## Exercise prompt
Copy out each line below in which the string "Pemindahan" appears.

## Supplied records
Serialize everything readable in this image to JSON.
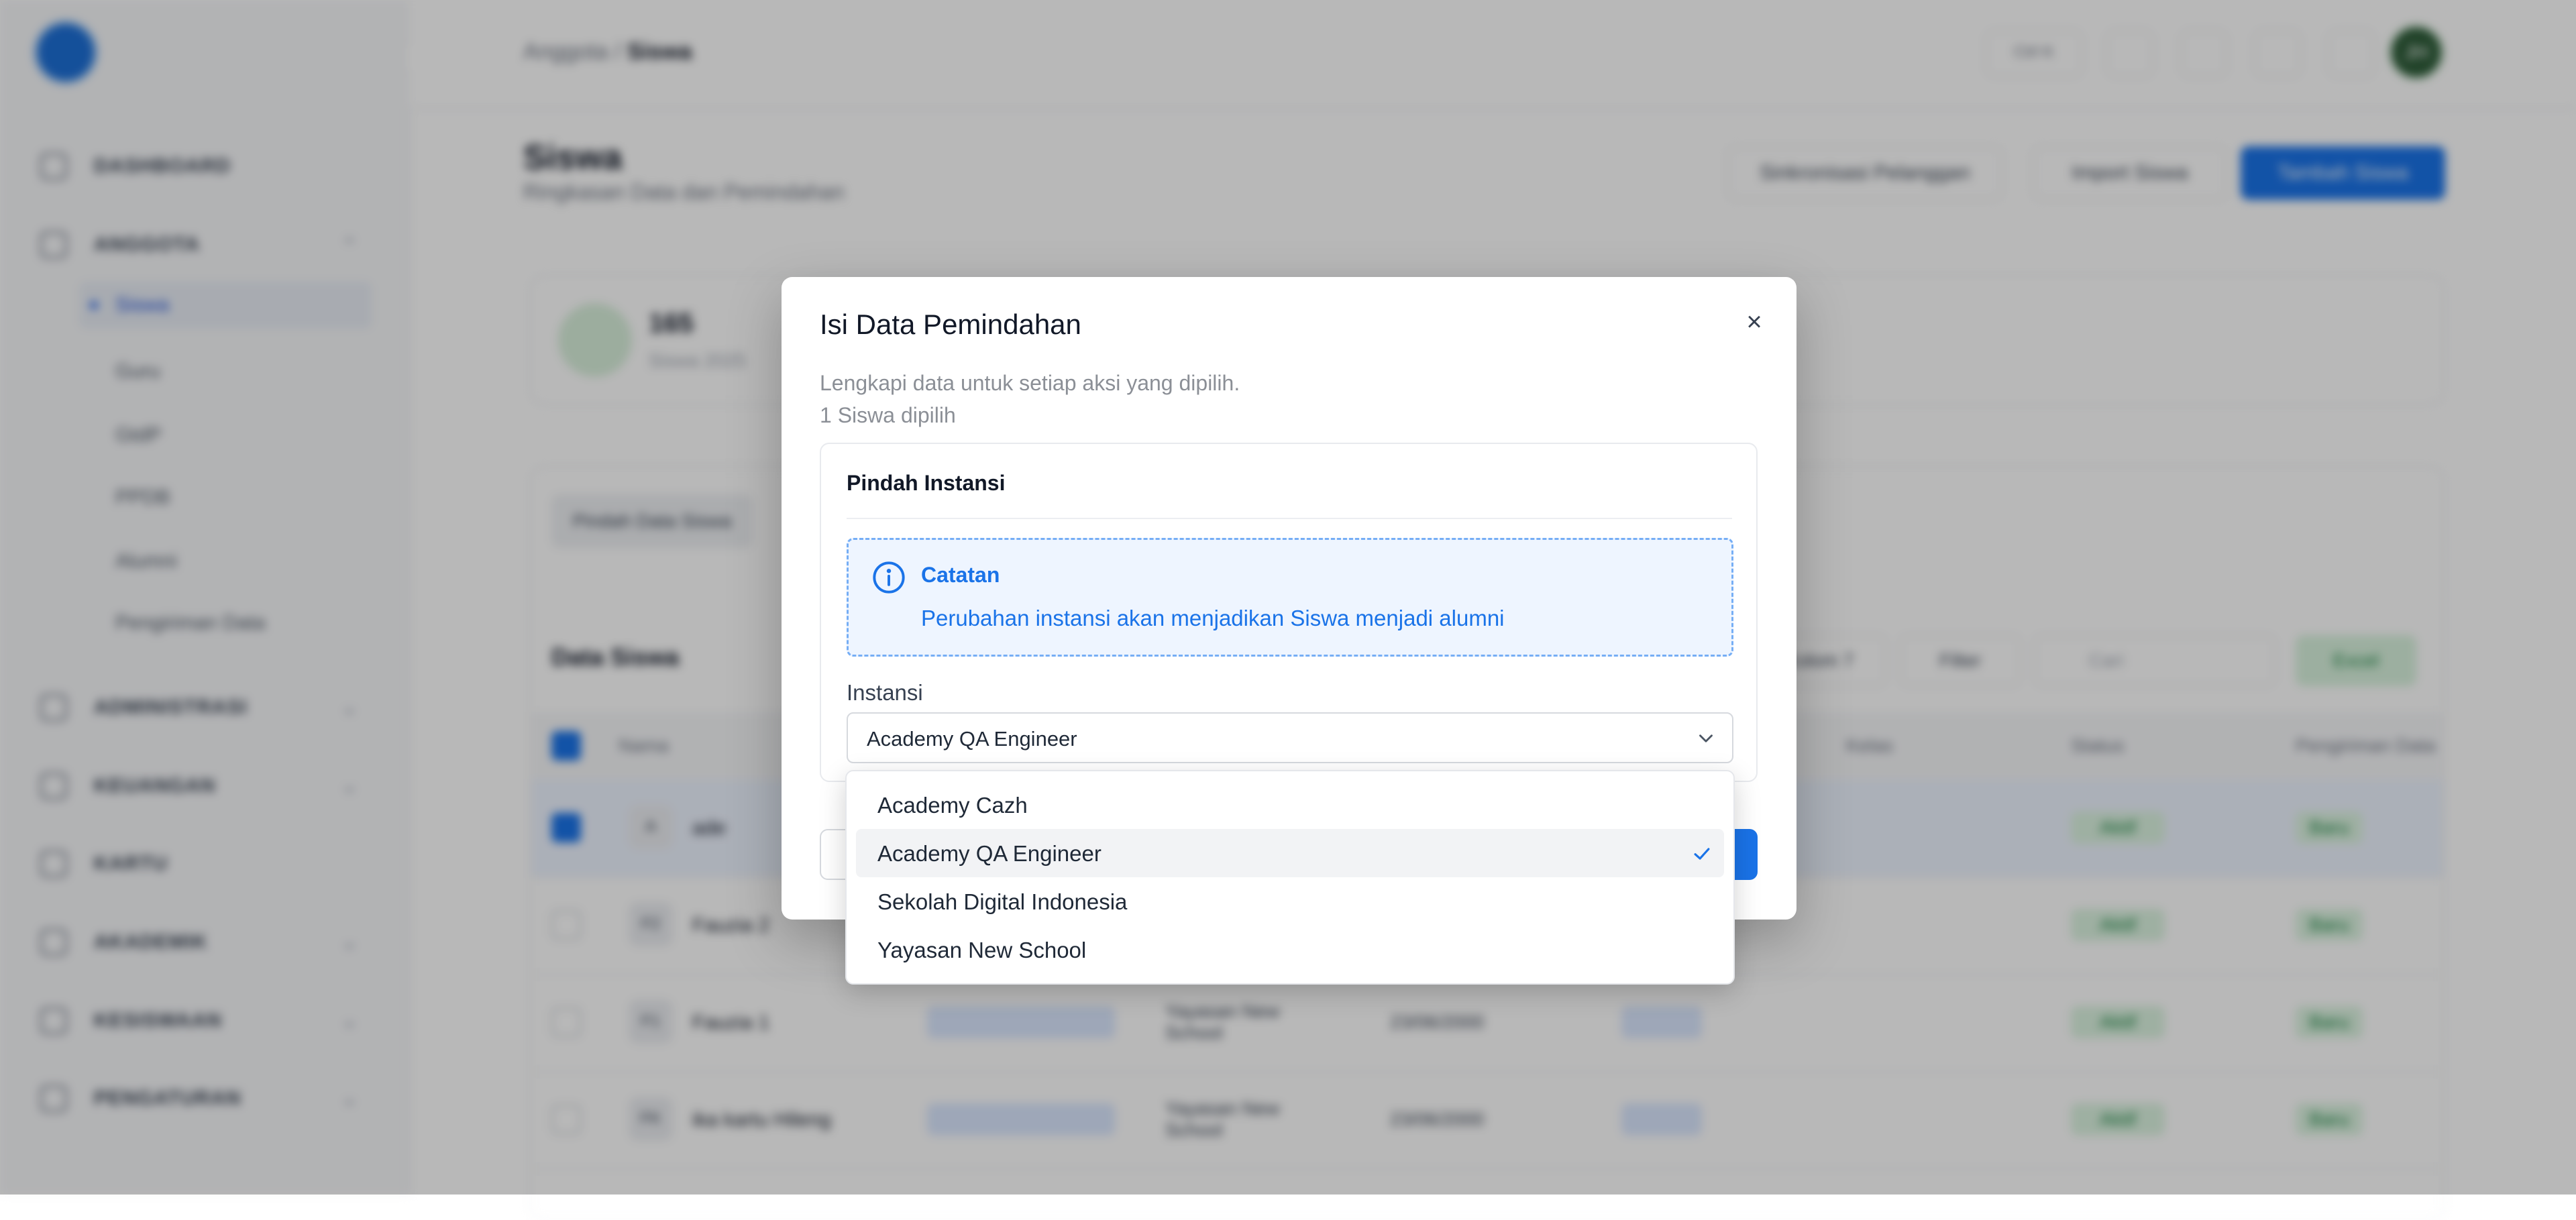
{
  "sidebar": {
    "items": [
      {
        "label": "DASHBOARD"
      },
      {
        "label": "ANGGOTA"
      },
      {
        "label": "ADMINISTRASI"
      },
      {
        "label": "KEUANGAN"
      },
      {
        "label": "KARTU"
      },
      {
        "label": "AKADEMIK"
      },
      {
        "label": "KESISWAAN"
      },
      {
        "label": "PENGATURAN"
      }
    ],
    "subitems": [
      "Siswa",
      "Guru",
      "GtdP",
      "PPDB",
      "Alumni",
      "Pengiriman Data"
    ]
  },
  "topbar": {
    "breadcrumb_parent": "Anggota",
    "breadcrumb_separator": "/",
    "breadcrumb_current": "Siswa",
    "shortcut": "Ctrl K",
    "avatar_initials": "JH"
  },
  "page": {
    "title": "Siswa",
    "subtitle": "Ringkasan Data dan Pemindahan",
    "sync_button": "Sinkronisasi Pelanggan",
    "import_button": "Import Siswa",
    "add_button": "Tambah Siswa"
  },
  "stats": {
    "value": "165",
    "label": "Siswa 2025"
  },
  "table": {
    "tab_label": "Pindah Data Siswa",
    "title": "Data Siswa",
    "kolom_button": "Kolom 7",
    "filter_button": "Filter",
    "search_placeholder": "Cari",
    "excel_button": "Excel",
    "headers": [
      "Nama",
      "Kelas",
      "Status",
      "Pengiriman Data"
    ],
    "rows": [
      {
        "initial": "A",
        "name": "ade",
        "instansi": "",
        "date": ""
      },
      {
        "initial": "F2",
        "name": "Fauzia 2",
        "instansi": "",
        "date": ""
      },
      {
        "initial": "F1",
        "name": "Fauzia 1",
        "instansi": "Yayasan New School",
        "date": "23/06/2000"
      },
      {
        "initial": "FK",
        "name": "ika kartu Hileng",
        "instansi": "Yayasan New School",
        "date": "23/06/2000"
      }
    ],
    "status_label": "Aktif",
    "sent_label": "Baru"
  },
  "modal": {
    "title": "Isi Data Pemindahan",
    "description": "Lengkapi data untuk setiap aksi yang dipilih.",
    "selected_count": "1 Siswa dipilih",
    "section_title": "Pindah Instansi",
    "note_title": "Catatan",
    "note_text": "Perubahan instansi akan menjadikan Siswa menjadi alumni",
    "field_label": "Instansi",
    "selected_value": "Academy QA Engineer"
  },
  "dropdown": {
    "options": [
      {
        "label": "Academy Cazh",
        "selected": false
      },
      {
        "label": "Academy QA Engineer",
        "selected": true
      },
      {
        "label": "Sekolah Digital Indonesia",
        "selected": false
      },
      {
        "label": "Yayasan New School",
        "selected": false
      }
    ]
  },
  "colors": {
    "accent": "#1a73e8",
    "note_bg": "#eef5ff",
    "note_border": "#76aef5",
    "overlay": "rgba(0,0,0,0.28)"
  }
}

## Answer space
    "subtitle": "Ringkasan Data dan Pemindahan",
    "title": "Isi Data Pemindahan",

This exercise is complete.